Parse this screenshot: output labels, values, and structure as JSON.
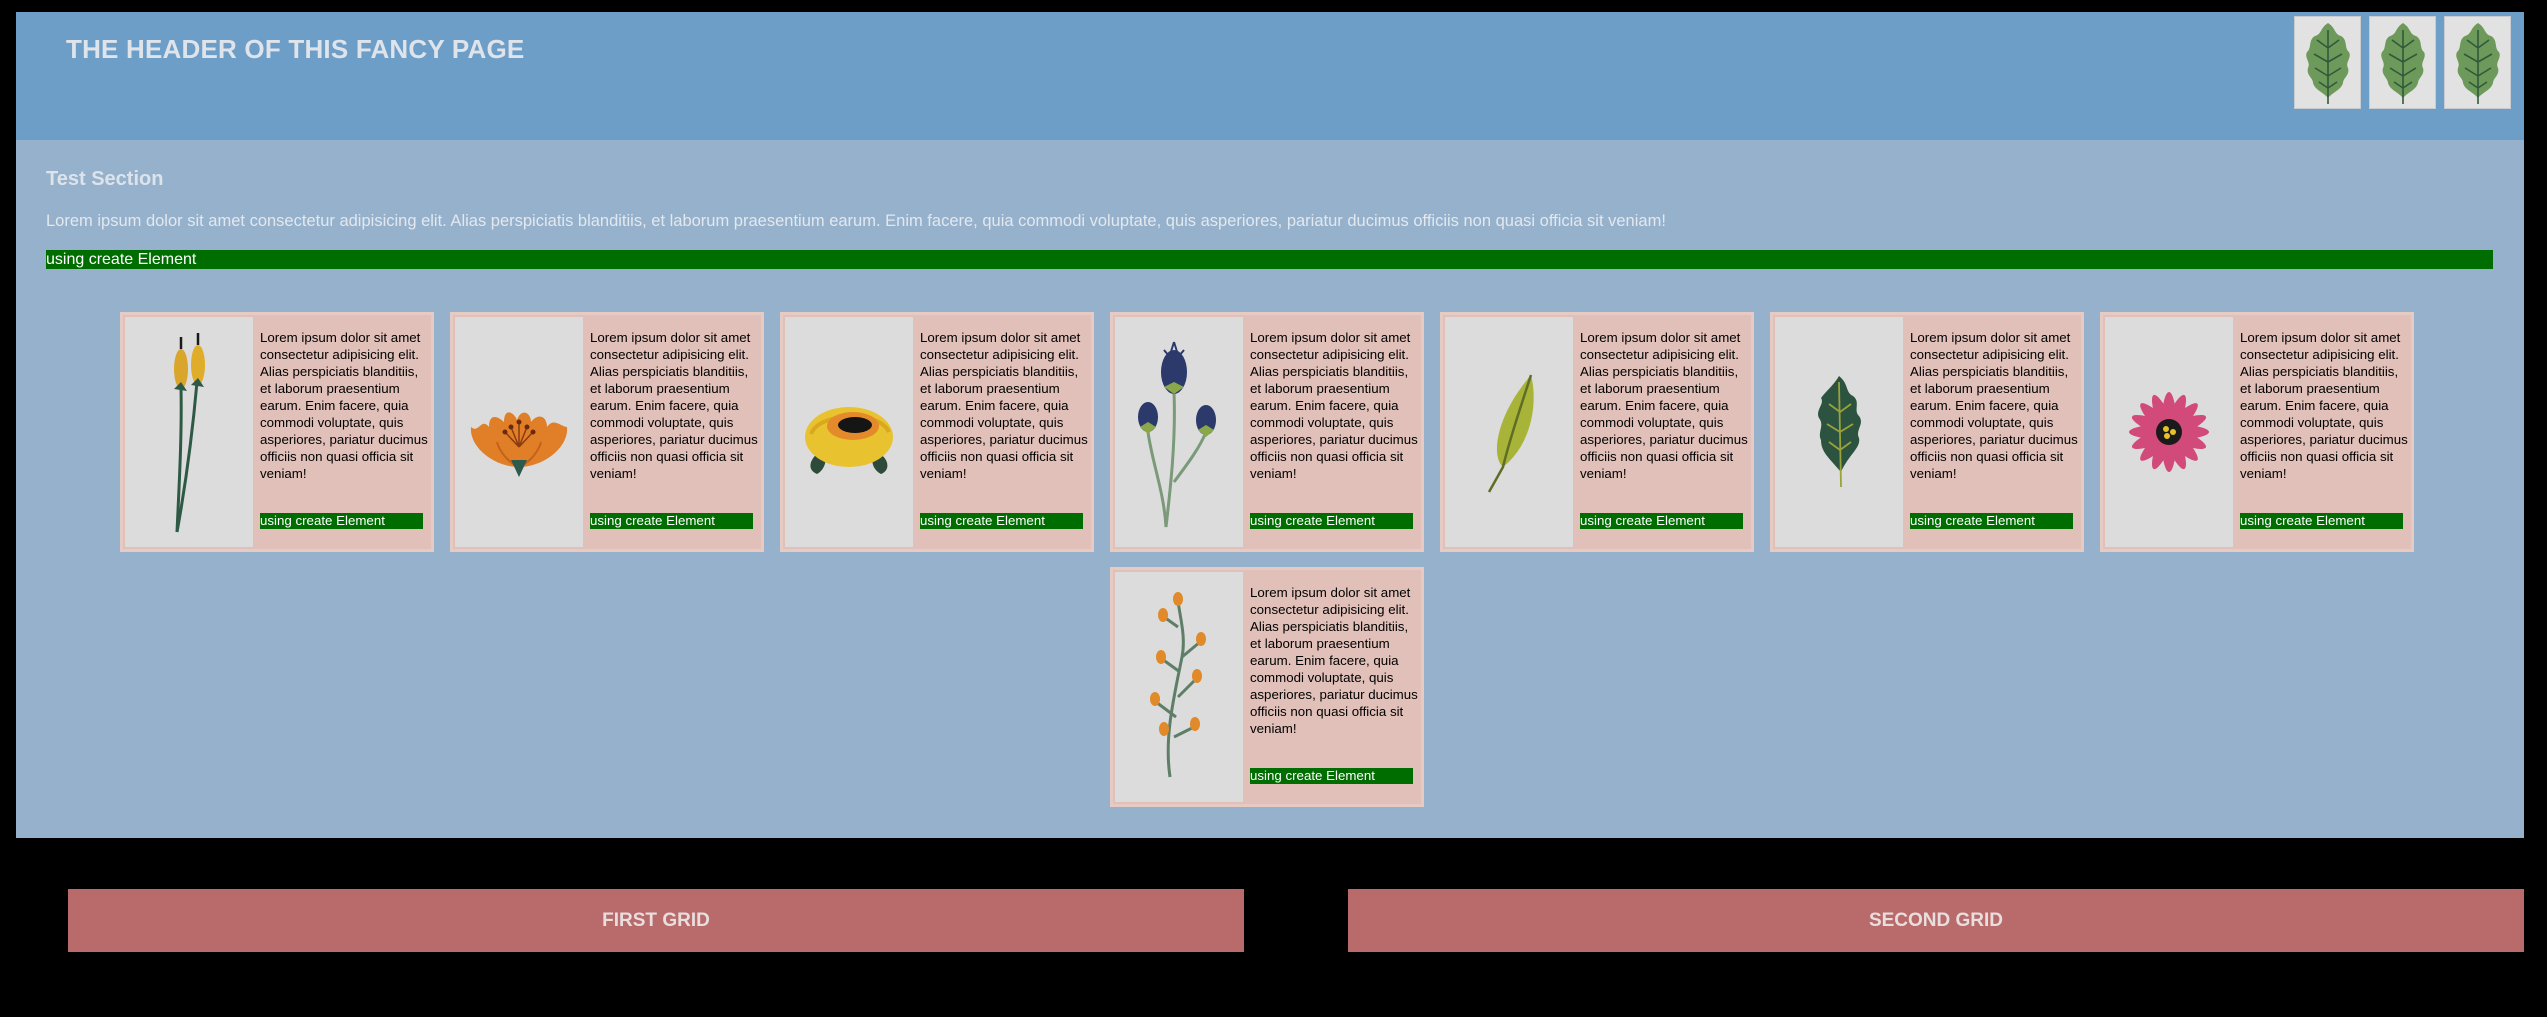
{
  "header": {
    "title": "THE HEADER OF THIS FANCY PAGE",
    "icons": [
      "leaf-icon",
      "leaf-icon",
      "leaf-icon"
    ]
  },
  "section": {
    "title": "Test Section",
    "text": "Lorem ipsum dolor sit amet consectetur adipisicing elit. Alias perspiciatis blanditiis, et laborum praesentium earum. Enim facere, quia commodi voluptate, quis asperiores, pariatur ducimus officiis non quasi officia sit veniam!",
    "bar_label": "using create Element"
  },
  "cards": [
    {
      "icon": "cattail-flower-icon",
      "text": "Lorem ipsum dolor sit amet consectetur adipisicing elit. Alias perspiciatis blanditiis, et laborum praesentium earum. Enim facere, quia commodi voluptate, quis asperiores, pariatur ducimus officiis non quasi officia sit veniam!",
      "button": "using create Element"
    },
    {
      "icon": "orange-flower-icon",
      "text": "Lorem ipsum dolor sit amet consectetur adipisicing elit. Alias perspiciatis blanditiis, et laborum praesentium earum. Enim facere, quia commodi voluptate, quis asperiores, pariatur ducimus officiis non quasi officia sit veniam!",
      "button": "using create Element"
    },
    {
      "icon": "yellow-flower-icon",
      "text": "Lorem ipsum dolor sit amet consectetur adipisicing elit. Alias perspiciatis blanditiis, et laborum praesentium earum. Enim facere, quia commodi voluptate, quis asperiores, pariatur ducimus officiis non quasi officia sit veniam!",
      "button": "using create Element"
    },
    {
      "icon": "thistle-flower-icon",
      "text": "Lorem ipsum dolor sit amet consectetur adipisicing elit. Alias perspiciatis blanditiis, et laborum praesentium earum. Enim facere, quia commodi voluptate, quis asperiores, pariatur ducimus officiis non quasi officia sit veniam!",
      "button": "using create Element"
    },
    {
      "icon": "green-leaf-icon",
      "text": "Lorem ipsum dolor sit amet consectetur adipisicing elit. Alias perspiciatis blanditiis, et laborum praesentium earum. Enim facere, quia commodi voluptate, quis asperiores, pariatur ducimus officiis non quasi officia sit veniam!",
      "button": "using create Element"
    },
    {
      "icon": "dark-leaf-icon",
      "text": "Lorem ipsum dolor sit amet consectetur adipisicing elit. Alias perspiciatis blanditiis, et laborum praesentium earum. Enim facere, quia commodi voluptate, quis asperiores, pariatur ducimus officiis non quasi officia sit veniam!",
      "button": "using create Element"
    },
    {
      "icon": "pink-flower-icon",
      "text": "Lorem ipsum dolor sit amet consectetur adipisicing elit. Alias perspiciatis blanditiis, et laborum praesentium earum. Enim facere, quia commodi voluptate, quis asperiores, pariatur ducimus officiis non quasi officia sit veniam!",
      "button": "using create Element"
    },
    {
      "icon": "orange-berry-branch-icon",
      "text": "Lorem ipsum dolor sit amet consectetur adipisicing elit. Alias perspiciatis blanditiis, et laborum praesentium earum. Enim facere, quia commodi voluptate, quis asperiores, pariatur ducimus officiis non quasi officia sit veniam!",
      "button": "using create Element"
    }
  ],
  "grids": {
    "first": "FIRST GRID",
    "second": "SECOND GRID"
  },
  "colors": {
    "header_bg": "#6c9ec8",
    "section_bg": "#95b1cb",
    "button_green": "#006d00",
    "card_bg": "#e0c0b8",
    "grid_button": "#b96b6b"
  }
}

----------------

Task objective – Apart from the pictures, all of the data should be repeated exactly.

Task solution –
Parse this screenshot: output labels, values, and structure as JSON.
{
  "header": {
    "title": "THE HEADER OF THIS FANCY PAGE",
    "icons": [
      "leaf-icon",
      "leaf-icon",
      "leaf-icon"
    ]
  },
  "section": {
    "title": "Test Section",
    "text": "Lorem ipsum dolor sit amet consectetur adipisicing elit. Alias perspiciatis blanditiis, et laborum praesentium earum. Enim facere, quia commodi voluptate, quis asperiores, pariatur ducimus officiis non quasi officia sit veniam!",
    "bar_label": "using create Element"
  },
  "cards": [
    {
      "icon": "cattail-flower-icon",
      "text": "Lorem ipsum dolor sit amet consectetur adipisicing elit. Alias perspiciatis blanditiis, et laborum praesentium earum. Enim facere, quia commodi voluptate, quis asperiores, pariatur ducimus officiis non quasi officia sit veniam!",
      "button": "using create Element"
    },
    {
      "icon": "orange-flower-icon",
      "text": "Lorem ipsum dolor sit amet consectetur adipisicing elit. Alias perspiciatis blanditiis, et laborum praesentium earum. Enim facere, quia commodi voluptate, quis asperiores, pariatur ducimus officiis non quasi officia sit veniam!",
      "button": "using create Element"
    },
    {
      "icon": "yellow-flower-icon",
      "text": "Lorem ipsum dolor sit amet consectetur adipisicing elit. Alias perspiciatis blanditiis, et laborum praesentium earum. Enim facere, quia commodi voluptate, quis asperiores, pariatur ducimus officiis non quasi officia sit veniam!",
      "button": "using create Element"
    },
    {
      "icon": "thistle-flower-icon",
      "text": "Lorem ipsum dolor sit amet consectetur adipisicing elit. Alias perspiciatis blanditiis, et laborum praesentium earum. Enim facere, quia commodi voluptate, quis asperiores, pariatur ducimus officiis non quasi officia sit veniam!",
      "button": "using create Element"
    },
    {
      "icon": "green-leaf-icon",
      "text": "Lorem ipsum dolor sit amet consectetur adipisicing elit. Alias perspiciatis blanditiis, et laborum praesentium earum. Enim facere, quia commodi voluptate, quis asperiores, pariatur ducimus officiis non quasi officia sit veniam!",
      "button": "using create Element"
    },
    {
      "icon": "dark-leaf-icon",
      "text": "Lorem ipsum dolor sit amet consectetur adipisicing elit. Alias perspiciatis blanditiis, et laborum praesentium earum. Enim facere, quia commodi voluptate, quis asperiores, pariatur ducimus officiis non quasi officia sit veniam!",
      "button": "using create Element"
    },
    {
      "icon": "pink-flower-icon",
      "text": "Lorem ipsum dolor sit amet consectetur adipisicing elit. Alias perspiciatis blanditiis, et laborum praesentium earum. Enim facere, quia commodi voluptate, quis asperiores, pariatur ducimus officiis non quasi officia sit veniam!",
      "button": "using create Element"
    },
    {
      "icon": "orange-berry-branch-icon",
      "text": "Lorem ipsum dolor sit amet consectetur adipisicing elit. Alias perspiciatis blanditiis, et laborum praesentium earum. Enim facere, quia commodi voluptate, quis asperiores, pariatur ducimus officiis non quasi officia sit veniam!",
      "button": "using create Element"
    }
  ],
  "grids": {
    "first": "FIRST GRID",
    "second": "SECOND GRID"
  },
  "colors": {
    "header_bg": "#6c9ec8",
    "section_bg": "#95b1cb",
    "button_green": "#006d00",
    "card_bg": "#e0c0b8",
    "grid_button": "#b96b6b"
  }
}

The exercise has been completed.